> **PROBLEM REQUIREMENTS**
Your job is to copy every record exactly.

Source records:
-=-=-=-=-
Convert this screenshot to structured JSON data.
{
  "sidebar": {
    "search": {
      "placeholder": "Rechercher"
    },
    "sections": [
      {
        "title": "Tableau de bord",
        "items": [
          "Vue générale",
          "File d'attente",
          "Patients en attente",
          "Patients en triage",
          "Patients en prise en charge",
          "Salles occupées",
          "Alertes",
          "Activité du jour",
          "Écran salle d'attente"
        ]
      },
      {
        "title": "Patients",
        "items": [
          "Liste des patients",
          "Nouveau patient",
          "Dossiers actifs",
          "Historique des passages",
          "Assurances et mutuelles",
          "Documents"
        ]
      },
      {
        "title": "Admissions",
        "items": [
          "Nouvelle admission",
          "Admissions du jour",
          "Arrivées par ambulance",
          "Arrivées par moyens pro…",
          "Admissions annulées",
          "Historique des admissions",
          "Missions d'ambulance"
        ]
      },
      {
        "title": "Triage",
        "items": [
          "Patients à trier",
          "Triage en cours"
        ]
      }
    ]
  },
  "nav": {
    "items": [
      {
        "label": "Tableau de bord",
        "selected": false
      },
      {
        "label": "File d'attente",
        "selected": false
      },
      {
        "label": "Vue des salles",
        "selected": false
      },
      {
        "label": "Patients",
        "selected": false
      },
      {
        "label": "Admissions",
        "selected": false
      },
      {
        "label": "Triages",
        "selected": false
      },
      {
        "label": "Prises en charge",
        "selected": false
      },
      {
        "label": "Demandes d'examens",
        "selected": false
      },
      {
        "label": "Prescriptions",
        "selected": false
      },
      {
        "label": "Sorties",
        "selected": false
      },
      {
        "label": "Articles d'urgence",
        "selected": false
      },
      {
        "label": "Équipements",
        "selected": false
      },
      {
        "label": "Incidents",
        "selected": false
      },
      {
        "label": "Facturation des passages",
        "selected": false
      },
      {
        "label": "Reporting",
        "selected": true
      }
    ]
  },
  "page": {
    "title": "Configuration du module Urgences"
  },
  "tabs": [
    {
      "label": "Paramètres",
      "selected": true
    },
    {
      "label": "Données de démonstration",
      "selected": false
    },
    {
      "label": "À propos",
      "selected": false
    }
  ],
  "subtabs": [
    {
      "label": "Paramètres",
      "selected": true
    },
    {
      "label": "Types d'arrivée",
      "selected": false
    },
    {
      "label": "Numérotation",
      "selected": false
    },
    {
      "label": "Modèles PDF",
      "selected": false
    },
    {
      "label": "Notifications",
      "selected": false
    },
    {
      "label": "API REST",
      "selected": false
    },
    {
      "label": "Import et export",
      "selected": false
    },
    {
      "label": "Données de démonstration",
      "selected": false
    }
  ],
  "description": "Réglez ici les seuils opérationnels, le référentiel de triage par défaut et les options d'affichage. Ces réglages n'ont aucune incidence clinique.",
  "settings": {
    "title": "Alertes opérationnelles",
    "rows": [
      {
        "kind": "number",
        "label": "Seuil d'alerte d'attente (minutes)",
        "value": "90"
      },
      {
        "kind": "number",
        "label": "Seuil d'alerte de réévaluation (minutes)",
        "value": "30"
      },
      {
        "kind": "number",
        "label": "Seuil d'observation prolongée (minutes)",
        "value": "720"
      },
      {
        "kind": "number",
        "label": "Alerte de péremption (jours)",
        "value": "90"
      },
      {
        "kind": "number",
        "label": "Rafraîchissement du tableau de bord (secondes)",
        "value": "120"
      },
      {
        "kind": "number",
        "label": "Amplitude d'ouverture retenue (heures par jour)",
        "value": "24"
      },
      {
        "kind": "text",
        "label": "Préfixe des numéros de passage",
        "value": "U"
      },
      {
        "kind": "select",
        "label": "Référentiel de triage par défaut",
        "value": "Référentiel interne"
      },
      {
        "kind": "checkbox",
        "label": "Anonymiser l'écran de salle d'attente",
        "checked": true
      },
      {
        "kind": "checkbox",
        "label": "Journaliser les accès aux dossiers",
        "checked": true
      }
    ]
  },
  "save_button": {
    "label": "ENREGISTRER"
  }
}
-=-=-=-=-
> **TASK OUTPUT**
Convert this screenshot to structured JSON data.
{
  "sidebar": {
    "search": {
      "placeholder": "Rechercher"
    },
    "sections": [
      {
        "title": "Tableau de bord",
        "items": [
          "Vue générale",
          "File d'attente",
          "Patients en attente",
          "Patients en triage",
          "Patients en prise en charge",
          "Salles occupées",
          "Alertes",
          "Activité du jour",
          "Écran salle d'attente"
        ]
      },
      {
        "title": "Patients",
        "items": [
          "Liste des patients",
          "Nouveau patient",
          "Dossiers actifs",
          "Historique des passages",
          "Assurances et mutuelles",
          "Documents"
        ]
      },
      {
        "title": "Admissions",
        "items": [
          "Nouvelle admission",
          "Admissions du jour",
          "Arrivées par ambulance",
          "Arrivées par moyens pro…",
          "Admissions annulées",
          "Historique des admissions",
          "Missions d'ambulance"
        ]
      },
      {
        "title": "Triage",
        "items": [
          "Patients à trier",
          "Triage en cours"
        ]
      }
    ]
  },
  "nav": {
    "items": [
      {
        "label": "Tableau de bord",
        "selected": false
      },
      {
        "label": "File d'attente",
        "selected": false
      },
      {
        "label": "Vue des salles",
        "selected": false
      },
      {
        "label": "Patients",
        "selected": false
      },
      {
        "label": "Admissions",
        "selected": false
      },
      {
        "label": "Triages",
        "selected": false
      },
      {
        "label": "Prises en charge",
        "selected": false
      },
      {
        "label": "Demandes d'examens",
        "selected": false
      },
      {
        "label": "Prescriptions",
        "selected": false
      },
      {
        "label": "Sorties",
        "selected": false
      },
      {
        "label": "Articles d'urgence",
        "selected": false
      },
      {
        "label": "Équipements",
        "selected": false
      },
      {
        "label": "Incidents",
        "selected": false
      },
      {
        "label": "Facturation des passages",
        "selected": false
      },
      {
        "label": "Reporting",
        "selected": true
      }
    ]
  },
  "page": {
    "title": "Configuration du module Urgences"
  },
  "tabs": [
    {
      "label": "Paramètres",
      "selected": true
    },
    {
      "label": "Données de démonstration",
      "selected": false
    },
    {
      "label": "À propos",
      "selected": false
    }
  ],
  "subtabs": [
    {
      "label": "Paramètres",
      "selected": true
    },
    {
      "label": "Types d'arrivée",
      "selected": false
    },
    {
      "label": "Numérotation",
      "selected": false
    },
    {
      "label": "Modèles PDF",
      "selected": false
    },
    {
      "label": "Notifications",
      "selected": false
    },
    {
      "label": "API REST",
      "selected": false
    },
    {
      "label": "Import et export",
      "selected": false
    },
    {
      "label": "Données de démonstration",
      "selected": false
    }
  ],
  "description": "Réglez ici les seuils opérationnels, le référentiel de triage par défaut et les options d'affichage. Ces réglages n'ont aucune incidence clinique.",
  "settings": {
    "title": "Alertes opérationnelles",
    "rows": [
      {
        "kind": "number",
        "label": "Seuil d'alerte d'attente (minutes)",
        "value": "90"
      },
      {
        "kind": "number",
        "label": "Seuil d'alerte de réévaluation (minutes)",
        "value": "30"
      },
      {
        "kind": "number",
        "label": "Seuil d'observation prolongée (minutes)",
        "value": "720"
      },
      {
        "kind": "number",
        "label": "Alerte de péremption (jours)",
        "value": "90"
      },
      {
        "kind": "number",
        "label": "Rafraîchissement du tableau de bord (secondes)",
        "value": "120"
      },
      {
        "kind": "number",
        "label": "Amplitude d'ouverture retenue (heures par jour)",
        "value": "24"
      },
      {
        "kind": "text",
        "label": "Préfixe des numéros de passage",
        "value": "U"
      },
      {
        "kind": "select",
        "label": "Référentiel de triage par défaut",
        "value": "Référentiel interne"
      },
      {
        "kind": "checkbox",
        "label": "Anonymiser l'écran de salle d'attente",
        "checked": true
      },
      {
        "kind": "checkbox",
        "label": "Journaliser les accès aux dossiers",
        "checked": true
      }
    ]
  },
  "save_button": {
    "label": "ENREGISTRER"
  }
}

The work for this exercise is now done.